- Karin
I'd probably just put it up on eBay regardless of eBay's flaws. There's a huge number of buyers and you get to keep most of your profit that way. I am quite a dummy with anything technical and have no problem listing stuff on there.
You are going to struggle to sell broken jewellery in any marketplace unless you are very realistic about what you expect to make.
I agree with all the above. As a buyer, I look on etsy and ebay, as well as Craigslist. Lots of fakes so unless a seller has stellar feedback, I would not attempt to sell on ebay. I have gotten some great deals buying from an unrated seller in the past, but it is a gamble. The most important thing is selling on any site is to give as much detail as you can, both in words and pictures. Show how big something is in relation to a ruler or a coin. Most people are clueless about how big 5mm is unless they see it in person and realize how small it is. You can also try to sell on online sites that have jewelry forums, but again, you'll need to have some reputation established so buyers can have faith in you.

To give you an idea: My daughter recently sold two of her Yurman bracelets. One bracelet was sold twice on ebay. The first buyer returned it because she said it was a child's bracelet because it was so thin (5mm cable, which is not for kids). She relisted it and it sold for $285 but $35 or so went to pay fees. She sold another very similar 5mm bracelet on her school's sorority garage sale page for $350 and there was no fee, although she shipped for free.

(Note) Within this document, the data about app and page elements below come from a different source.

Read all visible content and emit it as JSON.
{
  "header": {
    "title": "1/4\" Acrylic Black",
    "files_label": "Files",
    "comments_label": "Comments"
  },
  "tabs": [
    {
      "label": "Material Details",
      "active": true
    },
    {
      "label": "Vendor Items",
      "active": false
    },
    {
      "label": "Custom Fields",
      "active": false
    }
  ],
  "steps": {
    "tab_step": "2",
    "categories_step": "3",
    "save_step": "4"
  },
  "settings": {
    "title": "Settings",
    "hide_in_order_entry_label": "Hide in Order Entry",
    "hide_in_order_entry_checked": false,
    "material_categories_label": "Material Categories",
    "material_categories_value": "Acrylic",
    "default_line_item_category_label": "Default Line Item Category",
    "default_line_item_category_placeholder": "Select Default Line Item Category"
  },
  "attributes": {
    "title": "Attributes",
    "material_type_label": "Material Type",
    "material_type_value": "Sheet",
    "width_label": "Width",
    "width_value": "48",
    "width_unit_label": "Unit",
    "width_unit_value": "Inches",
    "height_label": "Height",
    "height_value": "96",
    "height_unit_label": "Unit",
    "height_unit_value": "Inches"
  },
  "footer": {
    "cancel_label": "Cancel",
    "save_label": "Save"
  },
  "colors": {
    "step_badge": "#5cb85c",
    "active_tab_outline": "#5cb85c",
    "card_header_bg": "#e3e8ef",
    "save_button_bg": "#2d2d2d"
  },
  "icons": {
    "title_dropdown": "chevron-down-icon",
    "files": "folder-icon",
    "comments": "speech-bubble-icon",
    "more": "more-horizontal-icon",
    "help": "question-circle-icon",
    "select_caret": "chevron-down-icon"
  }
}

Find a place or market that likes what you like and try to sell there. These bracelets normally retail for $595, just to give you an idea of what prices fetch for popular brand jewelry. Something more specialized like vintage, antique pearls will be a much harder market to find, but with the right buyer group, you may be able to get more. One last thing, my grandmother owned a jewelry store. She always said gems never hold their value and to stick with precious metals. That may be true, but it would also make for very boring jewelry.
May I be straight forward and direct?

First, honestly value what you are trying to sell. Usually, we become emotionally involved and inflate their values (Dan Ariely has done some great social experiments on this theme).

Broken vintage pieces are usually worth no more than the metal price, unless it is something quite rare and easy to repair. Ditto for mismatched earrings or things missing a part. Generally, if you are showing someone a large number of items and many fit these categories, they are not going to go digging through everything, evaluating each piece individually. Their time is worth money and digging around for one treasure won't usually pay off.

So separate the broken, damaged and mismatched pieces to send out as scrap. The only exceptions is the occasional earring that would look great as a pendant (if you are willing to take the time to actually have it converted) and the rare piece that still has worth despite damage (generally, either true antiques of an unusual design or a very high end designer piece with hallmarks). Remove the pearls and scrap the metal. You can send it directly to refiner yourself and get a better rate.

For the pieces that are worth reselling. As a general rule, the easier and faster you want the money, the less you will get for them. A consigner will do the work of selling (having a retail space, talking to people, hold the risk, etc), so they will give you less money. You can do it all yourself on Craigslist and get more money, but that will take much more time and effort on your part. Loupetroupe and DiamondBistro are both listing sites for second hand jewelry that many people here have used.

Do your research to understand the pricing - how much are people paying for this kind of jewelry and how long is it sitting there before selling? Be brutally honest with your pieces here. A little smaller, a little more worn, etc, will all impact on price. Pricing low may get you a quick sale, pricing high may sit around.
If you don't want to sell through any of the websites like E-bay, you can also ask someone to set up a website for you. It will give potential buyers a better overview of what you have to offer and will establish trust, since it gives more details than just the short descriptions on e-bay. It's also not a lot of work, especially if you use a website building program, like this one here.

I wish you good luck!